• **GIVEN ENTRIES**
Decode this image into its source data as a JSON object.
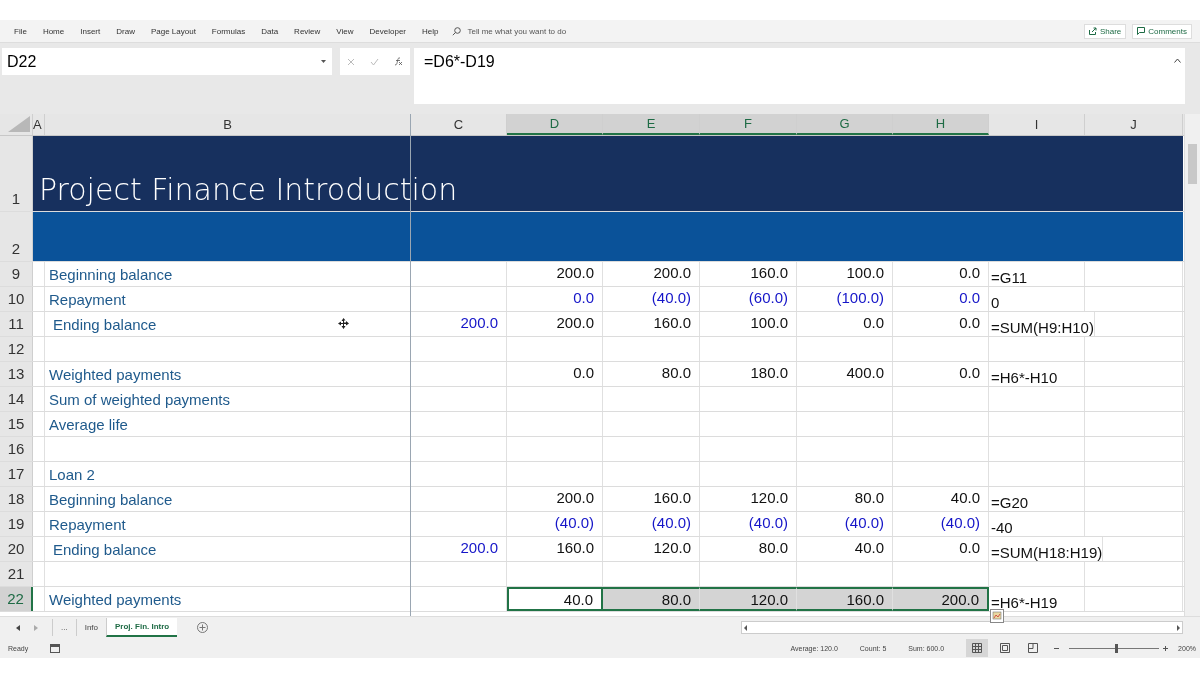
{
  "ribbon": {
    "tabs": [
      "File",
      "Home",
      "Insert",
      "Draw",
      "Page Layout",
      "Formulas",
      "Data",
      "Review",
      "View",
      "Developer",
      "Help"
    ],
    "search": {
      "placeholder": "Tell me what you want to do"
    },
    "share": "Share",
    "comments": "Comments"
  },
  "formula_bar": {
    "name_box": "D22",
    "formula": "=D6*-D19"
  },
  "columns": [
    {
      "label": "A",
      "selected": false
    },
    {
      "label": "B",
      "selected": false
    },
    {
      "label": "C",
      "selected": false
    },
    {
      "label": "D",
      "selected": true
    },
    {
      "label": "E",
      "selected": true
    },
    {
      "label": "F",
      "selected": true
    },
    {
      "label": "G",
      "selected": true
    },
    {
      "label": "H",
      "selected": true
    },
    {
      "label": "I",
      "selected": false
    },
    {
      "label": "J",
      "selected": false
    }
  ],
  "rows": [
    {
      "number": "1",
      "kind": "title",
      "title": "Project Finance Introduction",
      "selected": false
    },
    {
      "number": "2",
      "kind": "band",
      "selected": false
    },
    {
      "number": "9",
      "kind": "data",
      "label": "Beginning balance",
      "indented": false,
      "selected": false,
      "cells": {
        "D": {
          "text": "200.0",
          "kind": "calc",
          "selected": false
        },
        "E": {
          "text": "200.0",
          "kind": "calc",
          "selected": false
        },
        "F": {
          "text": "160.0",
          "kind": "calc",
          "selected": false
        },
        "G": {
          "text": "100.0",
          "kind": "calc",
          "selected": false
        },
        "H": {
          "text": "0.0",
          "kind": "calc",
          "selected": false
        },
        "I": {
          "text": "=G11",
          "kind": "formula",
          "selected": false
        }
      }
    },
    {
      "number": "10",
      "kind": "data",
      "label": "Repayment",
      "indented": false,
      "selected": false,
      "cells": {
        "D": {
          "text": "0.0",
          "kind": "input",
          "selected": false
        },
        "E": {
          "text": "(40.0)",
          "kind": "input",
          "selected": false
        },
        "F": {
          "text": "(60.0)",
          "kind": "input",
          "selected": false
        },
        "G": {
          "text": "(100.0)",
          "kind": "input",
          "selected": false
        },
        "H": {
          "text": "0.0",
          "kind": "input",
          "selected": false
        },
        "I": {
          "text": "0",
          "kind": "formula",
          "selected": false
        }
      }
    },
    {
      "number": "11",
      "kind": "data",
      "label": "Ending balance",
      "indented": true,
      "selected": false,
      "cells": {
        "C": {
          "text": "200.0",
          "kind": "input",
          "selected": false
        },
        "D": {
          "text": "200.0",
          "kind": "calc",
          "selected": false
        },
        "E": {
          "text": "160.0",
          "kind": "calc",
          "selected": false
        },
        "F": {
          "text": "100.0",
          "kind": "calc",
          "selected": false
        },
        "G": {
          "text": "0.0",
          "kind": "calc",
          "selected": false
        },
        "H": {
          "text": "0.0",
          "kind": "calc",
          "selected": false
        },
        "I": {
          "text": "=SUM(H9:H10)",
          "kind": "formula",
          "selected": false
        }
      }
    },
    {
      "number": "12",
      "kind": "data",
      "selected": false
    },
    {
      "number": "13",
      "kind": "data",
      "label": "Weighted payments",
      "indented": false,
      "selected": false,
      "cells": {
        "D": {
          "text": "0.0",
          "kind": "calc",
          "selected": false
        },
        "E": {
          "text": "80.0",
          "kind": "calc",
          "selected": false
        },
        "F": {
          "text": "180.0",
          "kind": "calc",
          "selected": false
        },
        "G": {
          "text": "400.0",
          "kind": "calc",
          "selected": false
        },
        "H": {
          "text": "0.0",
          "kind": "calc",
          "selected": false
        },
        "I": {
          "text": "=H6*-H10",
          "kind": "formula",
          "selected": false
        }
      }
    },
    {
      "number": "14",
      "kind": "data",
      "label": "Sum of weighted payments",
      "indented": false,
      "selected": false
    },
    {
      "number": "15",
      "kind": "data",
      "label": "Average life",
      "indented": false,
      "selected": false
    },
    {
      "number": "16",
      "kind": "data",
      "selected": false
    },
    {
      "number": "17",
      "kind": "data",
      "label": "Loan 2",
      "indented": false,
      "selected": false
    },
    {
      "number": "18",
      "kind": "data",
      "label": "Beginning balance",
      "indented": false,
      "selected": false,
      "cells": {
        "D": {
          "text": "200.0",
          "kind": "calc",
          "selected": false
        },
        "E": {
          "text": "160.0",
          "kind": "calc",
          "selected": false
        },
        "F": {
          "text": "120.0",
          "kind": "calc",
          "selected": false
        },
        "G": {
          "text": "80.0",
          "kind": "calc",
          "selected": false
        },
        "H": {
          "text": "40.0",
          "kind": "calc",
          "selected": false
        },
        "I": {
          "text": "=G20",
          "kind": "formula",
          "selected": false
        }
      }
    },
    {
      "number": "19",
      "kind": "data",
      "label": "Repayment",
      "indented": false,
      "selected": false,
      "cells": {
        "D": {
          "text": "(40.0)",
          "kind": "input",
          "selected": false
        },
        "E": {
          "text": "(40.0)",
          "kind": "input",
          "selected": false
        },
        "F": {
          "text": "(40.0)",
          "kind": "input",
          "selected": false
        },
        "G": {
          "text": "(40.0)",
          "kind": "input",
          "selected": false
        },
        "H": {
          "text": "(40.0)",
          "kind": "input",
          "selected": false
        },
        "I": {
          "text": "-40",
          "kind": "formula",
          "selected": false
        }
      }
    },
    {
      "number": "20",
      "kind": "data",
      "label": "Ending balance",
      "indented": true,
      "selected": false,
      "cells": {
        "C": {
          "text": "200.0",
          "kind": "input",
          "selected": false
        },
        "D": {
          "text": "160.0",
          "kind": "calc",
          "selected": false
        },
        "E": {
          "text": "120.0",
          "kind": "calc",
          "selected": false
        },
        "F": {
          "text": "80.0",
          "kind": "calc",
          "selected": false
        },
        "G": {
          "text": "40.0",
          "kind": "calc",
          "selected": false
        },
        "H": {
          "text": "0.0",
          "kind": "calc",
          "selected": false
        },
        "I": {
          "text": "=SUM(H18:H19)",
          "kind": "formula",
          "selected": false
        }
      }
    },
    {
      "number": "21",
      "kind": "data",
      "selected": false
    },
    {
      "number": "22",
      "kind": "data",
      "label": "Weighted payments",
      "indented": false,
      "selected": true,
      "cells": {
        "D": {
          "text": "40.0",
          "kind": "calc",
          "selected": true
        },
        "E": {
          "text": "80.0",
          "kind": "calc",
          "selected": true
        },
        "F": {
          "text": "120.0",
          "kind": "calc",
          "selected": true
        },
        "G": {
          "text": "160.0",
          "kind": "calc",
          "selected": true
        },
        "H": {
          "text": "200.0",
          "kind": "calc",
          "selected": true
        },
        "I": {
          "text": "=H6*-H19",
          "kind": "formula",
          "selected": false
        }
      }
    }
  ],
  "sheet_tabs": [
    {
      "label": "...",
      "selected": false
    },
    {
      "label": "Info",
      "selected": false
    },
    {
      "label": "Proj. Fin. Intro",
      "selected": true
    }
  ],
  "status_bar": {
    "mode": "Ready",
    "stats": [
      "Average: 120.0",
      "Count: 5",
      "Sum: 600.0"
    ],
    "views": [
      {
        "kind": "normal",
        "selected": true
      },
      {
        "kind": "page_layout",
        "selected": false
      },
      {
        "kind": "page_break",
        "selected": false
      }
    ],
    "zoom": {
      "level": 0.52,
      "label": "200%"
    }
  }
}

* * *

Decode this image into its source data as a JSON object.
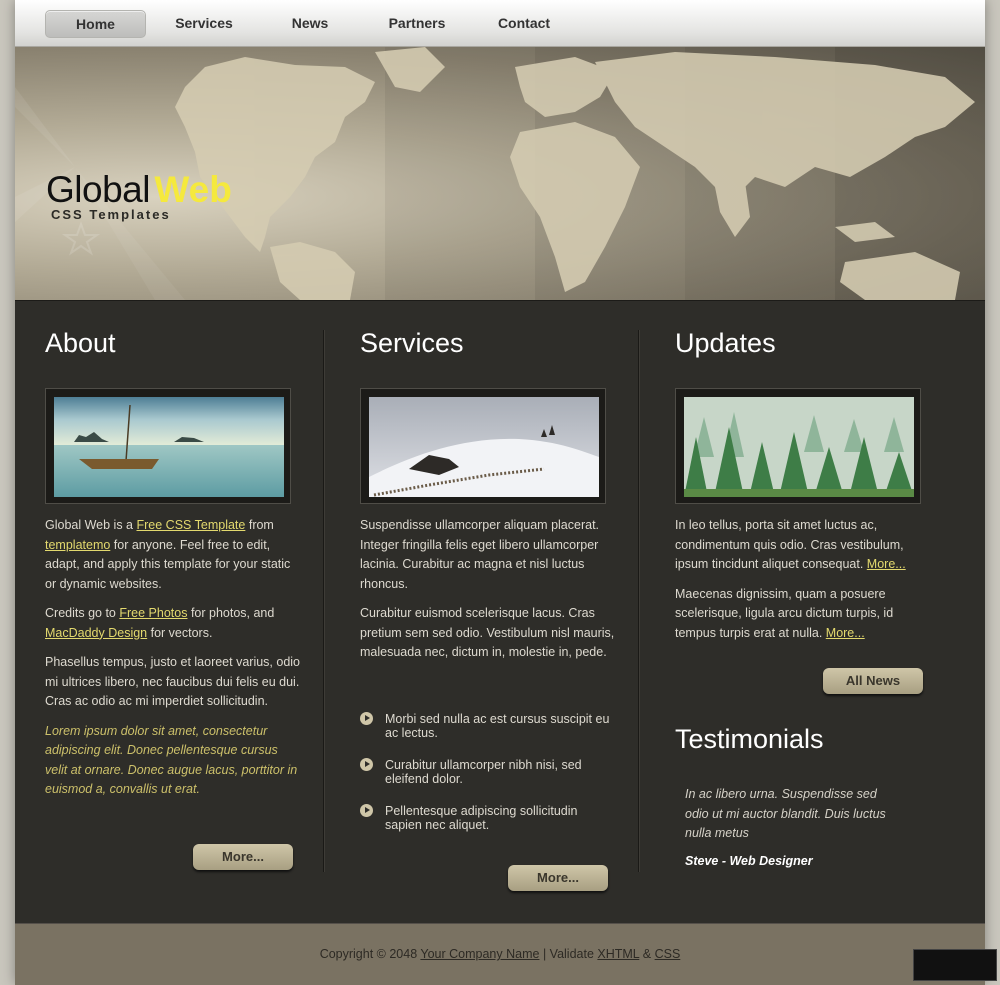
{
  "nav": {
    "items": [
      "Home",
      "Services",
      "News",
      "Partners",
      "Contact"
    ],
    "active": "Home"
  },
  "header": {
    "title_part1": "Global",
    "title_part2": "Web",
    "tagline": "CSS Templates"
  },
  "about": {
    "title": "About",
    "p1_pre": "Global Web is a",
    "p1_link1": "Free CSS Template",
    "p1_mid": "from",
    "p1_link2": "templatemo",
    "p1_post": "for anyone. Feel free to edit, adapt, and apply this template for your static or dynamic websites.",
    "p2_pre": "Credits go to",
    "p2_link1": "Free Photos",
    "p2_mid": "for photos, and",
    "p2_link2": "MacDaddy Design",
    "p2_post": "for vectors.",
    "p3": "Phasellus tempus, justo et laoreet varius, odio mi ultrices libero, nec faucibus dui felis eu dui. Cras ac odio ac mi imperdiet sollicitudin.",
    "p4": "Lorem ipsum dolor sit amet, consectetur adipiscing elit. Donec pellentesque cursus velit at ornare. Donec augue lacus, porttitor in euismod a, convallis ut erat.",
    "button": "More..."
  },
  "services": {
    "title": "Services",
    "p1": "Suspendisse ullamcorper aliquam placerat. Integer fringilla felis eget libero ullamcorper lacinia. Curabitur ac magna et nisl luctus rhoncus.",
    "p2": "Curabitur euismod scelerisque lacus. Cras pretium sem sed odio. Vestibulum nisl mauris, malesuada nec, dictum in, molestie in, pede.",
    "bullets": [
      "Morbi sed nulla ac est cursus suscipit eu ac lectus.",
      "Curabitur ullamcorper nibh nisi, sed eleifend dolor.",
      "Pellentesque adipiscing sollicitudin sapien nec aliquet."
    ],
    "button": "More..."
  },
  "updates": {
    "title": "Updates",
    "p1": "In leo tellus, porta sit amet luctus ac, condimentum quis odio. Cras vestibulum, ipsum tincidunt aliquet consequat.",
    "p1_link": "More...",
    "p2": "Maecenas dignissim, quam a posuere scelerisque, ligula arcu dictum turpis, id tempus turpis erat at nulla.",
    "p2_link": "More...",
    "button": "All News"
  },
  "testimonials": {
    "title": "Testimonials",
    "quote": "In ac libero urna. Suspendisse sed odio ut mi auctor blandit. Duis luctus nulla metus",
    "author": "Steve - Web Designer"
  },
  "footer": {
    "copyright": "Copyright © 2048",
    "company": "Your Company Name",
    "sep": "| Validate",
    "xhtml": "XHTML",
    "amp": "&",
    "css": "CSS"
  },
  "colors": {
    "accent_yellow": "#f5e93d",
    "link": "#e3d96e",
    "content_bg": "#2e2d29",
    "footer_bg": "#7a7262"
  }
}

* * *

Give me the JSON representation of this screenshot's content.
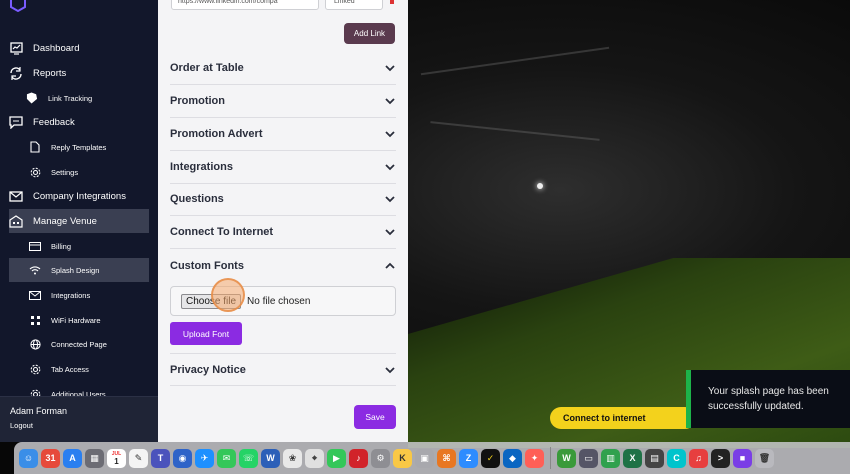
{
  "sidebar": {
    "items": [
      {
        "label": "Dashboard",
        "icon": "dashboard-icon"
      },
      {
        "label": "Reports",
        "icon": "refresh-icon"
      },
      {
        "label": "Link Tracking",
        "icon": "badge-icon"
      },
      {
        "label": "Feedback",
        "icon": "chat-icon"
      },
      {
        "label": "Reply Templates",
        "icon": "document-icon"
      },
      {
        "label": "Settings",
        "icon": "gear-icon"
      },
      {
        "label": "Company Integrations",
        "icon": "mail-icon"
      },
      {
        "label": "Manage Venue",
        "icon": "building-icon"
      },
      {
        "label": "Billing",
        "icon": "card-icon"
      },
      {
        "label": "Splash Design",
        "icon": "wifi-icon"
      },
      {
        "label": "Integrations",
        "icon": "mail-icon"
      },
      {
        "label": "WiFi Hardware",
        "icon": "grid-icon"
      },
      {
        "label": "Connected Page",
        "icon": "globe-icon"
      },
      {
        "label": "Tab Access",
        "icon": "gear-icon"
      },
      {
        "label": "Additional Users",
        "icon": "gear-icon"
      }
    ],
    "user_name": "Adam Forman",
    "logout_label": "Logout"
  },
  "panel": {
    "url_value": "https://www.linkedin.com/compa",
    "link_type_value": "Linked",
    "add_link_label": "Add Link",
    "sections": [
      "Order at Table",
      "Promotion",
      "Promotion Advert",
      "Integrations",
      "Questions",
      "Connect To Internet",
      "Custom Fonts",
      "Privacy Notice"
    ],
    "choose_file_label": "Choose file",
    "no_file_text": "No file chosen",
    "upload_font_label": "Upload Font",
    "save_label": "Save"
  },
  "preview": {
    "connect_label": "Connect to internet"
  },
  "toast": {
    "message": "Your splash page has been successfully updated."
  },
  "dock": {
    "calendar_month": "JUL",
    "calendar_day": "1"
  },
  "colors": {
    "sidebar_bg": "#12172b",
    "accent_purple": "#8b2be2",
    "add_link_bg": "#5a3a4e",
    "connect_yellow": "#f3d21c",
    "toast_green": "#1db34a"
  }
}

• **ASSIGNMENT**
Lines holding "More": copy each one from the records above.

• **TASK OUTPUT**
    "button": "More..."
    "button": "More..."
    "p1_link": "More...",
    "p2_link": "More...",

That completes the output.